*Records shown*:

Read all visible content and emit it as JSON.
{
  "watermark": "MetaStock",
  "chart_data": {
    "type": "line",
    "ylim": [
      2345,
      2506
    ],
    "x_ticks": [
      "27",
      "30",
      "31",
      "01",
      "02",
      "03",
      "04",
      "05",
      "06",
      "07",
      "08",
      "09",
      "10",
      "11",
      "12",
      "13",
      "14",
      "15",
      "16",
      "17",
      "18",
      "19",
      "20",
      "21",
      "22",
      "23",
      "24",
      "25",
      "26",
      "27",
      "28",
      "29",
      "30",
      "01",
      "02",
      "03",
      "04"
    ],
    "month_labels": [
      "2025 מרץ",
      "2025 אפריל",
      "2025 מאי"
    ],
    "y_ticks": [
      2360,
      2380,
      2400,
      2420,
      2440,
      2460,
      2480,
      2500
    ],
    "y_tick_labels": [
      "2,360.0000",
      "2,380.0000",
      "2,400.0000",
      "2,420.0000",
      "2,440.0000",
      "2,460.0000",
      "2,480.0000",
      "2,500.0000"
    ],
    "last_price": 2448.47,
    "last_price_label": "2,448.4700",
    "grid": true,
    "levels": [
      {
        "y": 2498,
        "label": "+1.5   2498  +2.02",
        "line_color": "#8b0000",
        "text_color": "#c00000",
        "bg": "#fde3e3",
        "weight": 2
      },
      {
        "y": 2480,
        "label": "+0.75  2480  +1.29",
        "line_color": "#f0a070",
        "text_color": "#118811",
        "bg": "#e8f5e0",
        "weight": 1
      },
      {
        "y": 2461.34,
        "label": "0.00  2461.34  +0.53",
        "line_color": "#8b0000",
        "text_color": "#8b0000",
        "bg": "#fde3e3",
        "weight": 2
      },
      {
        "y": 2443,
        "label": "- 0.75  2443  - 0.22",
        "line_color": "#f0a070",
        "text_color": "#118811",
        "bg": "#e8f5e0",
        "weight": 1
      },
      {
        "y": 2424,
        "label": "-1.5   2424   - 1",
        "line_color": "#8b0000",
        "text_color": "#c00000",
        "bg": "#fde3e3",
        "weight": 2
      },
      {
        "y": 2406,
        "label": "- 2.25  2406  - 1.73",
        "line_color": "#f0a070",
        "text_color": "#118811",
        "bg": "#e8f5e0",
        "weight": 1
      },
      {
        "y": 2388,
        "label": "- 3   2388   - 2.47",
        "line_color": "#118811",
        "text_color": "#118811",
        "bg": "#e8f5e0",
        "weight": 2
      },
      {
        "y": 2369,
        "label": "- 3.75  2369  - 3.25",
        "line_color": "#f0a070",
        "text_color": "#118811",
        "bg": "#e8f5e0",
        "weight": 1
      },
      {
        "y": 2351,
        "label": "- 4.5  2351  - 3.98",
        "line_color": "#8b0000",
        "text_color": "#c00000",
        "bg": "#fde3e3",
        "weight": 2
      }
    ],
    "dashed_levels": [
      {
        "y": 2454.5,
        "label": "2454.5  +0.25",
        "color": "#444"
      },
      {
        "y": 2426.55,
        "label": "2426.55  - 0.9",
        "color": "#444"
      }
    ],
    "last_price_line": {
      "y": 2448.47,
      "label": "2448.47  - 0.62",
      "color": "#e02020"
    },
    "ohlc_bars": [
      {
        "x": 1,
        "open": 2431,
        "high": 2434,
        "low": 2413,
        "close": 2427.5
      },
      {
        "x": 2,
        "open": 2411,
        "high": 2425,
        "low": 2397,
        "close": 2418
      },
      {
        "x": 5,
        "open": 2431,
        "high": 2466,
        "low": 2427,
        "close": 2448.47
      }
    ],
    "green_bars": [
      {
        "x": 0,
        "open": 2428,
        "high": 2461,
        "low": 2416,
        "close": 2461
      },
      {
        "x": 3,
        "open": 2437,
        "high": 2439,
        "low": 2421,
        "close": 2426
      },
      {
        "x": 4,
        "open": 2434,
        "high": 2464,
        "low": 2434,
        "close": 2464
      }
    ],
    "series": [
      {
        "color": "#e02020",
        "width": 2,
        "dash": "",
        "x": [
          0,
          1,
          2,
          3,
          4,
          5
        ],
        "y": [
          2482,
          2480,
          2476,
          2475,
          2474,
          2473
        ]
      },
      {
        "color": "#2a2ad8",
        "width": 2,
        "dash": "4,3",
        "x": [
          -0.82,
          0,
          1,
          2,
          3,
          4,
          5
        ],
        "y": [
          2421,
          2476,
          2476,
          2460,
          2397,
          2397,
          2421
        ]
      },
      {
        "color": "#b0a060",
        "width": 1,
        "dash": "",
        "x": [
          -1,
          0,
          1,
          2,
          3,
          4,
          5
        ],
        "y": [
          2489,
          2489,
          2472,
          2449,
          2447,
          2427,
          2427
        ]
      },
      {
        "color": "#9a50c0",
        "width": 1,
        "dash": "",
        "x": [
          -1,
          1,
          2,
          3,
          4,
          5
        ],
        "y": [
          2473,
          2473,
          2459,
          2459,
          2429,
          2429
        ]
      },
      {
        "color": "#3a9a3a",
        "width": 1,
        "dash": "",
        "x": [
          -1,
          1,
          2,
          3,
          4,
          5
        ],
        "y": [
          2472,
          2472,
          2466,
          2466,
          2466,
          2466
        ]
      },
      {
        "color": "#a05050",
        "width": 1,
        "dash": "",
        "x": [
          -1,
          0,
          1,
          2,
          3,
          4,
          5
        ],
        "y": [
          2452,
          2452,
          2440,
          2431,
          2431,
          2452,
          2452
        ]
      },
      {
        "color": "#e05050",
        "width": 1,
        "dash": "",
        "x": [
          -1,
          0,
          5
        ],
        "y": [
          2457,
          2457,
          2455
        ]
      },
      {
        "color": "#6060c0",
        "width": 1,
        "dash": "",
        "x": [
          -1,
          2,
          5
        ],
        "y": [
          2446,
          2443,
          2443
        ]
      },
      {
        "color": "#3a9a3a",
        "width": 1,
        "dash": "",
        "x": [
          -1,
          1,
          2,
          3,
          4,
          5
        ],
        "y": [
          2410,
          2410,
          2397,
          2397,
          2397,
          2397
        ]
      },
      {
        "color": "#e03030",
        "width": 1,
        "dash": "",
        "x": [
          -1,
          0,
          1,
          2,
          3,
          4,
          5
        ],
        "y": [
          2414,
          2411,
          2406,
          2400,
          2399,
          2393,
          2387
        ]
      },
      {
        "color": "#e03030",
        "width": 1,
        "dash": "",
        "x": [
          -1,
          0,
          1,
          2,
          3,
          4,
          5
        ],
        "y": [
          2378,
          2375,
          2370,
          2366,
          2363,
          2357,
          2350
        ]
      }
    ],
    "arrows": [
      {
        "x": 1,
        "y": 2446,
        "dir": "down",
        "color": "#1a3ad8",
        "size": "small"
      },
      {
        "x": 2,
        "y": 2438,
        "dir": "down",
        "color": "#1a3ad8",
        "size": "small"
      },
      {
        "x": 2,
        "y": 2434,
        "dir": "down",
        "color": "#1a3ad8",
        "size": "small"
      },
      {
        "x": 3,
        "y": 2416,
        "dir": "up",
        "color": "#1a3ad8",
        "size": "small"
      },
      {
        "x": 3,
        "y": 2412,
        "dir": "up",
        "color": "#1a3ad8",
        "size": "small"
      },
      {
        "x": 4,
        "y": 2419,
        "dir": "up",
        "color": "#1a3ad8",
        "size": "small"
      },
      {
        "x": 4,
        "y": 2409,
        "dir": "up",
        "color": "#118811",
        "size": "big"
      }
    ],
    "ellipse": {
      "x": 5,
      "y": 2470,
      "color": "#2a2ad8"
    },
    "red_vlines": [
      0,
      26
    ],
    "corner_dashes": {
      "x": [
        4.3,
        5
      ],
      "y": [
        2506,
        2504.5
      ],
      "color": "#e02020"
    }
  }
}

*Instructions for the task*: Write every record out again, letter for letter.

*Written solution*:
Read all visible content and emit it as JSON.
{
  "watermark": "MetaStock",
  "chart_data": {
    "type": "line",
    "ylim": [
      2345,
      2506
    ],
    "x_ticks": [
      "27",
      "30",
      "31",
      "01",
      "02",
      "03",
      "04",
      "05",
      "06",
      "07",
      "08",
      "09",
      "10",
      "11",
      "12",
      "13",
      "14",
      "15",
      "16",
      "17",
      "18",
      "19",
      "20",
      "21",
      "22",
      "23",
      "24",
      "25",
      "26",
      "27",
      "28",
      "29",
      "30",
      "01",
      "02",
      "03",
      "04"
    ],
    "month_labels": [
      "2025 מרץ",
      "2025 אפריל",
      "2025 מאי"
    ],
    "y_ticks": [
      2360,
      2380,
      2400,
      2420,
      2440,
      2460,
      2480,
      2500
    ],
    "y_tick_labels": [
      "2,360.0000",
      "2,380.0000",
      "2,400.0000",
      "2,420.0000",
      "2,440.0000",
      "2,460.0000",
      "2,480.0000",
      "2,500.0000"
    ],
    "last_price": 2448.47,
    "last_price_label": "2,448.4700",
    "grid": true,
    "levels": [
      {
        "y": 2498,
        "label": "+1.5   2498  +2.02",
        "line_color": "#8b0000",
        "text_color": "#c00000",
        "bg": "#fde3e3",
        "weight": 2
      },
      {
        "y": 2480,
        "label": "+0.75  2480  +1.29",
        "line_color": "#f0a070",
        "text_color": "#118811",
        "bg": "#e8f5e0",
        "weight": 1
      },
      {
        "y": 2461.34,
        "label": "0.00  2461.34  +0.53",
        "line_color": "#8b0000",
        "text_color": "#8b0000",
        "bg": "#fde3e3",
        "weight": 2
      },
      {
        "y": 2443,
        "label": "- 0.75  2443  - 0.22",
        "line_color": "#f0a070",
        "text_color": "#118811",
        "bg": "#e8f5e0",
        "weight": 1
      },
      {
        "y": 2424,
        "label": "-1.5   2424   - 1",
        "line_color": "#8b0000",
        "text_color": "#c00000",
        "bg": "#fde3e3",
        "weight": 2
      },
      {
        "y": 2406,
        "label": "- 2.25  2406  - 1.73",
        "line_color": "#f0a070",
        "text_color": "#118811",
        "bg": "#e8f5e0",
        "weight": 1
      },
      {
        "y": 2388,
        "label": "- 3   2388   - 2.47",
        "line_color": "#118811",
        "text_color": "#118811",
        "bg": "#e8f5e0",
        "weight": 2
      },
      {
        "y": 2369,
        "label": "- 3.75  2369  - 3.25",
        "line_color": "#f0a070",
        "text_color": "#118811",
        "bg": "#e8f5e0",
        "weight": 1
      },
      {
        "y": 2351,
        "label": "- 4.5  2351  - 3.98",
        "line_color": "#8b0000",
        "text_color": "#c00000",
        "bg": "#fde3e3",
        "weight": 2
      }
    ],
    "dashed_levels": [
      {
        "y": 2454.5,
        "label": "2454.5  +0.25",
        "color": "#444"
      },
      {
        "y": 2426.55,
        "label": "2426.55  - 0.9",
        "color": "#444"
      }
    ],
    "last_price_line": {
      "y": 2448.47,
      "label": "2448.47  - 0.62",
      "color": "#e02020"
    },
    "ohlc_bars": [
      {
        "x": 1,
        "open": 2431,
        "high": 2434,
        "low": 2413,
        "close": 2427.5
      },
      {
        "x": 2,
        "open": 2411,
        "high": 2425,
        "low": 2397,
        "close": 2418
      },
      {
        "x": 5,
        "open": 2431,
        "high": 2466,
        "low": 2427,
        "close": 2448.47
      }
    ],
    "green_bars": [
      {
        "x": 0,
        "open": 2428,
        "high": 2461,
        "low": 2416,
        "close": 2461
      },
      {
        "x": 3,
        "open": 2437,
        "high": 2439,
        "low": 2421,
        "close": 2426
      },
      {
        "x": 4,
        "open": 2434,
        "high": 2464,
        "low": 2434,
        "close": 2464
      }
    ],
    "series": [
      {
        "color": "#e02020",
        "width": 2,
        "dash": "",
        "x": [
          0,
          1,
          2,
          3,
          4,
          5
        ],
        "y": [
          2482,
          2480,
          2476,
          2475,
          2474,
          2473
        ]
      },
      {
        "color": "#2a2ad8",
        "width": 2,
        "dash": "4,3",
        "x": [
          -0.82,
          0,
          1,
          2,
          3,
          4,
          5
        ],
        "y": [
          2421,
          2476,
          2476,
          2460,
          2397,
          2397,
          2421
        ]
      },
      {
        "color": "#b0a060",
        "width": 1,
        "dash": "",
        "x": [
          -1,
          0,
          1,
          2,
          3,
          4,
          5
        ],
        "y": [
          2489,
          2489,
          2472,
          2449,
          2447,
          2427,
          2427
        ]
      },
      {
        "color": "#9a50c0",
        "width": 1,
        "dash": "",
        "x": [
          -1,
          1,
          2,
          3,
          4,
          5
        ],
        "y": [
          2473,
          2473,
          2459,
          2459,
          2429,
          2429
        ]
      },
      {
        "color": "#3a9a3a",
        "width": 1,
        "dash": "",
        "x": [
          -1,
          1,
          2,
          3,
          4,
          5
        ],
        "y": [
          2472,
          2472,
          2466,
          2466,
          2466,
          2466
        ]
      },
      {
        "color": "#a05050",
        "width": 1,
        "dash": "",
        "x": [
          -1,
          0,
          1,
          2,
          3,
          4,
          5
        ],
        "y": [
          2452,
          2452,
          2440,
          2431,
          2431,
          2452,
          2452
        ]
      },
      {
        "color": "#e05050",
        "width": 1,
        "dash": "",
        "x": [
          -1,
          0,
          5
        ],
        "y": [
          2457,
          2457,
          2455
        ]
      },
      {
        "color": "#6060c0",
        "width": 1,
        "dash": "",
        "x": [
          -1,
          2,
          5
        ],
        "y": [
          2446,
          2443,
          2443
        ]
      },
      {
        "color": "#3a9a3a",
        "width": 1,
        "dash": "",
        "x": [
          -1,
          1,
          2,
          3,
          4,
          5
        ],
        "y": [
          2410,
          2410,
          2397,
          2397,
          2397,
          2397
        ]
      },
      {
        "color": "#e03030",
        "width": 1,
        "dash": "",
        "x": [
          -1,
          0,
          1,
          2,
          3,
          4,
          5
        ],
        "y": [
          2414,
          2411,
          2406,
          2400,
          2399,
          2393,
          2387
        ]
      },
      {
        "color": "#e03030",
        "width": 1,
        "dash": "",
        "x": [
          -1,
          0,
          1,
          2,
          3,
          4,
          5
        ],
        "y": [
          2378,
          2375,
          2370,
          2366,
          2363,
          2357,
          2350
        ]
      }
    ],
    "arrows": [
      {
        "x": 1,
        "y": 2446,
        "dir": "down",
        "color": "#1a3ad8",
        "size": "small"
      },
      {
        "x": 2,
        "y": 2438,
        "dir": "down",
        "color": "#1a3ad8",
        "size": "small"
      },
      {
        "x": 2,
        "y": 2434,
        "dir": "down",
        "color": "#1a3ad8",
        "size": "small"
      },
      {
        "x": 3,
        "y": 2416,
        "dir": "up",
        "color": "#1a3ad8",
        "size": "small"
      },
      {
        "x": 3,
        "y": 2412,
        "dir": "up",
        "color": "#1a3ad8",
        "size": "small"
      },
      {
        "x": 4,
        "y": 2419,
        "dir": "up",
        "color": "#1a3ad8",
        "size": "small"
      },
      {
        "x": 4,
        "y": 2409,
        "dir": "up",
        "color": "#118811",
        "size": "big"
      }
    ],
    "ellipse": {
      "x": 5,
      "y": 2470,
      "color": "#2a2ad8"
    },
    "red_vlines": [
      0,
      26
    ],
    "corner_dashes": {
      "x": [
        4.3,
        5
      ],
      "y": [
        2506,
        2504.5
      ],
      "color": "#e02020"
    }
  }
}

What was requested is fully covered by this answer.